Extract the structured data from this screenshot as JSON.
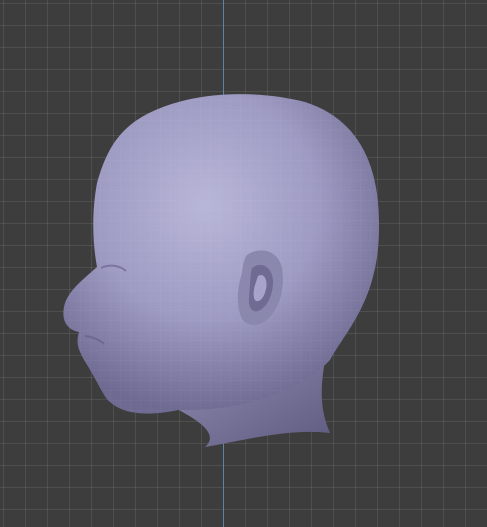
{
  "viewport": {
    "background_color": "#3d3d3d",
    "grid_color": "#4a4a4a",
    "axis_color": "#5a8fb0"
  },
  "model": {
    "icon": "head-mesh-icon",
    "material_color": "#8f8cb2",
    "highlight_color": "#b8b6d8",
    "shadow_color": "#5e5b7e"
  }
}
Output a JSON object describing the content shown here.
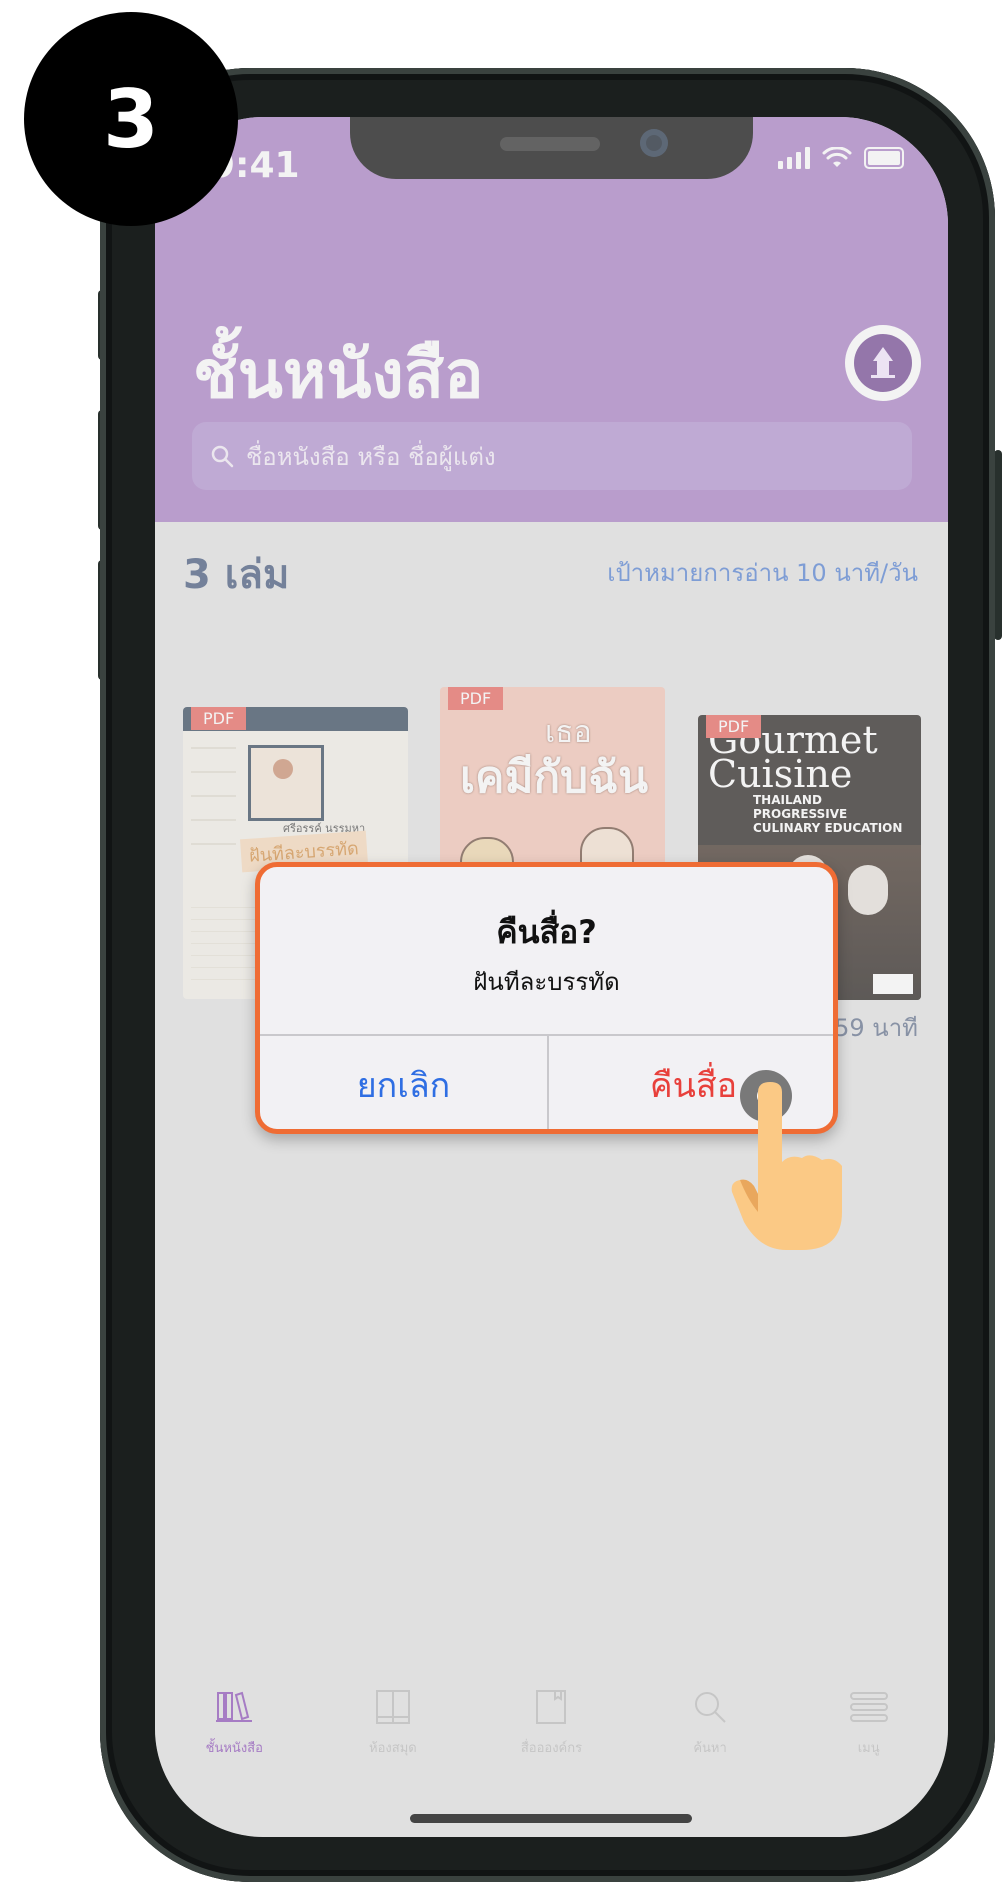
{
  "step_badge": "3",
  "status_bar": {
    "time": "9:41"
  },
  "header": {
    "title": "ชั้นหนังสือ",
    "search_placeholder": "ชื่อหนังสือ หรือ ชื่อผู้แต่ง",
    "avatar_icon": "university-logo-icon"
  },
  "shelf": {
    "count_label": "3 เล่ม",
    "goal_label": "เป้าหมายการอ่าน 10 นาที/วัน",
    "books": [
      {
        "tag": "PDF",
        "cover_text": "ฝันทีละบรรทัด",
        "cover_subtext": "ศรีอรรค์ นรรมหา"
      },
      {
        "tag": "PDF",
        "cover_text": "เคมีกับฉัน",
        "cover_subtext": "เธอ"
      },
      {
        "tag": "PDF",
        "cover_text": "Gourmet Cuisine",
        "cover_subtext": "THAILAND PROGRESSIVE CULINARY EDUCATION",
        "time_left": "59 นาที"
      }
    ]
  },
  "dialog": {
    "title": "คืนสื่อ?",
    "message": "ฝันทีละบรรทัด",
    "cancel_label": "ยกเลิก",
    "confirm_label": "คืนสื่อ"
  },
  "tabbar": {
    "items": [
      {
        "label": "ชั้นหนังสือ",
        "icon": "bookshelf-icon",
        "active": true
      },
      {
        "label": "ห้องสมุด",
        "icon": "library-icon",
        "active": false
      },
      {
        "label": "สื่ออองค์กร",
        "icon": "book-icon",
        "active": false
      },
      {
        "label": "ค้นหา",
        "icon": "search-icon",
        "active": false
      },
      {
        "label": "เมนู",
        "icon": "menu-icon",
        "active": false
      }
    ]
  },
  "colors": {
    "header": "#a67cc4",
    "dialog_border": "#ef6c34",
    "cancel": "#2f6ee3",
    "confirm": "#e8403b"
  }
}
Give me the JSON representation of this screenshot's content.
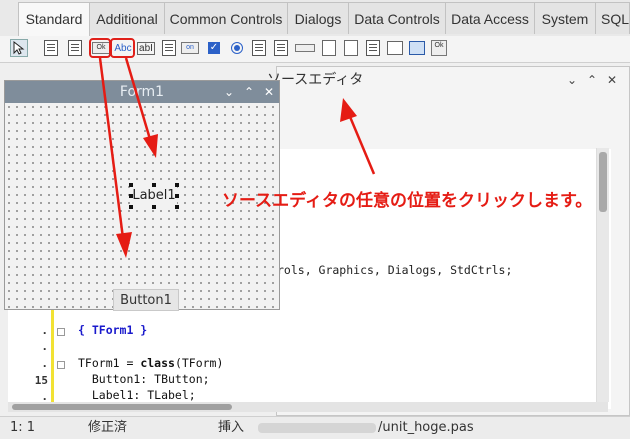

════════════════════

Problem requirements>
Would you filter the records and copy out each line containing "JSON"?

Exercise solution>
Extract the structured data from this screenshot as JSON.
Output a JSON object describing the content shown here.
Give me the JSON representation of this screenshot's content.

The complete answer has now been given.